Entries from a dataset of interfaces:
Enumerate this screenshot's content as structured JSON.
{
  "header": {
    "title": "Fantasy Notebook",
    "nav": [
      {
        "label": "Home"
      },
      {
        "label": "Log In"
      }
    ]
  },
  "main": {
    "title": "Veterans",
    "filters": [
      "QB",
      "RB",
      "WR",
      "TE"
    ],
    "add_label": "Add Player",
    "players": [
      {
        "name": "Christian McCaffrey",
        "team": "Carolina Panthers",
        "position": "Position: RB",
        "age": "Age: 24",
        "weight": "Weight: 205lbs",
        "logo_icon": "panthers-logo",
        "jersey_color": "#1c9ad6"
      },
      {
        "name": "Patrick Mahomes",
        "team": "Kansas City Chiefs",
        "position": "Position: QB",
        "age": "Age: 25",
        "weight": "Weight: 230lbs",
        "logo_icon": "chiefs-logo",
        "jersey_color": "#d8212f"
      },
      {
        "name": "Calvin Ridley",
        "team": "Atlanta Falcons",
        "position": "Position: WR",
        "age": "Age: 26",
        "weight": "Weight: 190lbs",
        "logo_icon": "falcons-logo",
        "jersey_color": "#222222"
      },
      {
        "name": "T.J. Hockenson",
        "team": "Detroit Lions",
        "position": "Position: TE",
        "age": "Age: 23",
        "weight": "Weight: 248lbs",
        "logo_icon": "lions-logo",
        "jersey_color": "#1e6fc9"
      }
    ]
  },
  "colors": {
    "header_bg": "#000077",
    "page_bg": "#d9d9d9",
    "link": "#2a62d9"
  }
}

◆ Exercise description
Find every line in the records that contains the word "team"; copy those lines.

◆ Exercise response
        "team": "Carolina Panthers",
        "team": "Kansas City Chiefs",
        "team": "Atlanta Falcons",
        "team": "Detroit Lions",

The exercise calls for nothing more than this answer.